WORK TO BE COMPLETED:
Determine which lines of the records include the word "true", and copy them.

DATA LISTING:
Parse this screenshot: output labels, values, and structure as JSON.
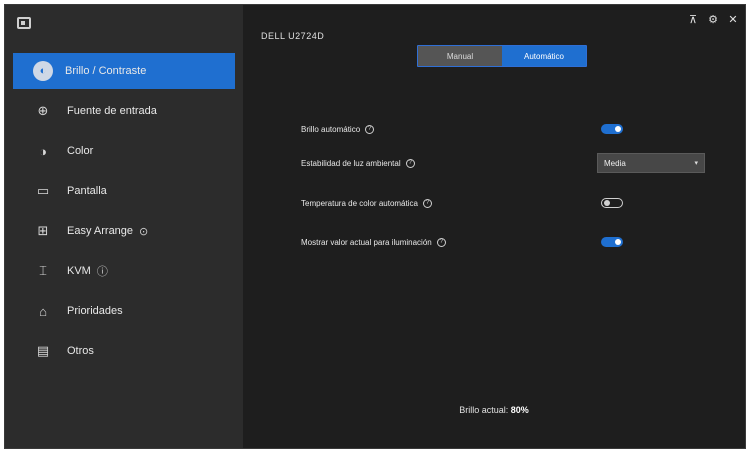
{
  "sidebar": {
    "items": [
      {
        "label": "Brillo / Contraste",
        "icon": "brightness-icon",
        "glyph": "◐",
        "active": true,
        "suffix": ""
      },
      {
        "label": "Fuente de entrada",
        "icon": "input-source-icon",
        "glyph": "⊕",
        "active": false,
        "suffix": ""
      },
      {
        "label": "Color",
        "icon": "color-icon",
        "glyph": "◑",
        "active": false,
        "suffix": ""
      },
      {
        "label": "Pantalla",
        "icon": "display-icon",
        "glyph": "▭",
        "active": false,
        "suffix": ""
      },
      {
        "label": "Easy Arrange",
        "icon": "easy-arrange-icon",
        "glyph": "⊞",
        "active": false,
        "suffix": "⊙"
      },
      {
        "label": "KVM",
        "icon": "kvm-icon",
        "glyph": "⌶",
        "active": false,
        "suffix": "ⓘ"
      },
      {
        "label": "Prioridades",
        "icon": "home-icon",
        "glyph": "⌂",
        "active": false,
        "suffix": ""
      },
      {
        "label": "Otros",
        "icon": "others-icon",
        "glyph": "▤",
        "active": false,
        "suffix": ""
      }
    ]
  },
  "main": {
    "title": "DELL U2724D",
    "tabs": [
      {
        "label": "Manual",
        "active": false
      },
      {
        "label": "Automático",
        "active": true
      }
    ],
    "settings": [
      {
        "label": "Brillo automático",
        "help": "?",
        "control": "toggle",
        "on": true
      },
      {
        "label": "Estabilidad de luz ambiental",
        "help": "?",
        "control": "select",
        "value": "Media"
      },
      {
        "label": "Temperatura de color automática",
        "help": "?",
        "control": "toggle",
        "on": false
      },
      {
        "label": "Mostrar valor actual para iluminación",
        "help": "?",
        "control": "toggle",
        "on": true
      }
    ],
    "footer_label": "Brillo actual:",
    "footer_value": "80%"
  },
  "window_controls": {
    "pin": "⊼",
    "settings": "⚙",
    "close": "✕"
  }
}
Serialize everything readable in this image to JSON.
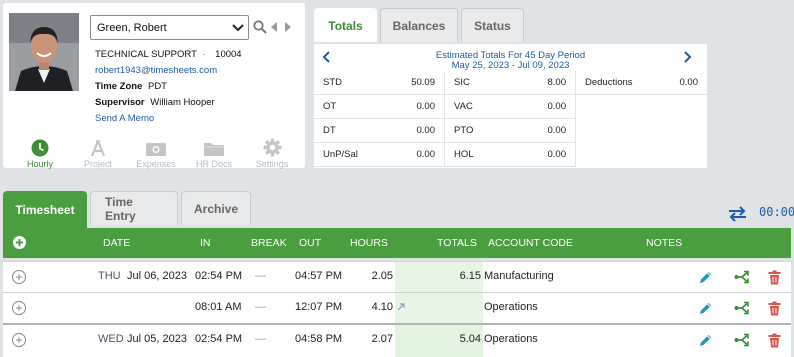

WRITTEN SOLUTION:
        "active": true,
        "active": true
        "on": true
        "on": true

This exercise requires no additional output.